> [Problem details]
Go through the listing and copy each line with the string "true".

[Start of Attachment]

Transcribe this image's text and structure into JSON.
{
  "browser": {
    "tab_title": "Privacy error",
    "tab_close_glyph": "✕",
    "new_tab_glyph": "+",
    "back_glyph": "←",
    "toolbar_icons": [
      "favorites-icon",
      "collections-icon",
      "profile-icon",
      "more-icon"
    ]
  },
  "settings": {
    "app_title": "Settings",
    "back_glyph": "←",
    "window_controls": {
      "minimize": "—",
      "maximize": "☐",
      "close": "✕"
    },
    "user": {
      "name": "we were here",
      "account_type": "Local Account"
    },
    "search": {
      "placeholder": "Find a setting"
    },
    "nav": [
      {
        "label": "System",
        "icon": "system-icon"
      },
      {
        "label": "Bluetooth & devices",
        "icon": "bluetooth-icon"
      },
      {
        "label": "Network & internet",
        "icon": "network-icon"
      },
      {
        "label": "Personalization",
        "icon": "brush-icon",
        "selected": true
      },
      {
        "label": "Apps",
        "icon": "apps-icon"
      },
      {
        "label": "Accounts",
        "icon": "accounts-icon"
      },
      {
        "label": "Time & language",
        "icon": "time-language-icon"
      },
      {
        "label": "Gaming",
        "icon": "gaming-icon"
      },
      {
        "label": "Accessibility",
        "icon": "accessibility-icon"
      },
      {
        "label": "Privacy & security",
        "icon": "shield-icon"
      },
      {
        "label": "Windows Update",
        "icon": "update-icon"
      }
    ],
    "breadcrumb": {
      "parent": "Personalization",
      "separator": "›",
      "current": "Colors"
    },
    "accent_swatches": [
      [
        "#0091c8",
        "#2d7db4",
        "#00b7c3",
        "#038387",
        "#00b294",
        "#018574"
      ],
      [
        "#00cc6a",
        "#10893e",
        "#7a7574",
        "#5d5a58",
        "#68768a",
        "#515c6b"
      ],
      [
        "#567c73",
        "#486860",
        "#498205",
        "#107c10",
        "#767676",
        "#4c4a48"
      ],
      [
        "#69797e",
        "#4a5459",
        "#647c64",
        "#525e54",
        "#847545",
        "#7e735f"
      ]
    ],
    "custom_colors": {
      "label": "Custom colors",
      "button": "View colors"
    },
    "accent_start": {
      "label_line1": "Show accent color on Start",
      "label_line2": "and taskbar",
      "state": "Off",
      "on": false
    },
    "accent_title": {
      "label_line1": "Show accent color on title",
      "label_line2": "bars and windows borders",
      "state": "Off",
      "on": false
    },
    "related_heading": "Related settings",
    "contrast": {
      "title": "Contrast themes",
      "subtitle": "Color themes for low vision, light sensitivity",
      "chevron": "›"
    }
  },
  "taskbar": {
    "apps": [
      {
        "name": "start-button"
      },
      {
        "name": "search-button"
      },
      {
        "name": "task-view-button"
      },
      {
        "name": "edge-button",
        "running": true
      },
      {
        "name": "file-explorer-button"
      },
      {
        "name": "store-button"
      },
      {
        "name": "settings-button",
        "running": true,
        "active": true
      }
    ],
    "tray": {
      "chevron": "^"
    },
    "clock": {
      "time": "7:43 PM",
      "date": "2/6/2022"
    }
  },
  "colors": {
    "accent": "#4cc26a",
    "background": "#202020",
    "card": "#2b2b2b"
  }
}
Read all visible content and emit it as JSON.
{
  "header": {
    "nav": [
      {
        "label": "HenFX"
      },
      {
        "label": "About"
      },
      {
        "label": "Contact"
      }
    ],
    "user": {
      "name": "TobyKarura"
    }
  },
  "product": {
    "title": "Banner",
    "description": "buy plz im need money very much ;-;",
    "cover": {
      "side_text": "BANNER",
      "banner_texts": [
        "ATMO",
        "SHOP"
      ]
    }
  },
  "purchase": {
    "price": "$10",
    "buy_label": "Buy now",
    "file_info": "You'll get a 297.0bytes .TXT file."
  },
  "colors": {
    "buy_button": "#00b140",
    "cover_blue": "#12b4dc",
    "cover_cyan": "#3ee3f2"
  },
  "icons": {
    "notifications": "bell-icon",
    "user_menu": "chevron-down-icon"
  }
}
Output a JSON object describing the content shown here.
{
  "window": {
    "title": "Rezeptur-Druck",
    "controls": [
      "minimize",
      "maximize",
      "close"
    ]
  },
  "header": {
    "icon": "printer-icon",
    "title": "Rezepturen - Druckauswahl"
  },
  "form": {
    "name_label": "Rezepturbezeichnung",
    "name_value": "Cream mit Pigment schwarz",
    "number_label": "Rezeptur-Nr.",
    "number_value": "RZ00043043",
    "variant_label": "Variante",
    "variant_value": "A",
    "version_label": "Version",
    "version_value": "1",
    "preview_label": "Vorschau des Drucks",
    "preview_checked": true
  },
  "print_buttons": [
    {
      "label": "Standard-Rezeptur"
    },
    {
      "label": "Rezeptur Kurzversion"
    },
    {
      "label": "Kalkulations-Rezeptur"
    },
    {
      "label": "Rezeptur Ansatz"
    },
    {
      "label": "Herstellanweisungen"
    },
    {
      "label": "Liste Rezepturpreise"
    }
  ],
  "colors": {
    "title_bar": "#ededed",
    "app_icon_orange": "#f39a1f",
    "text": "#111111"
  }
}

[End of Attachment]

> [Exercise result]
        "selected": true
        "running": true
        "running": true,
        "active": true
    "preview_checked": true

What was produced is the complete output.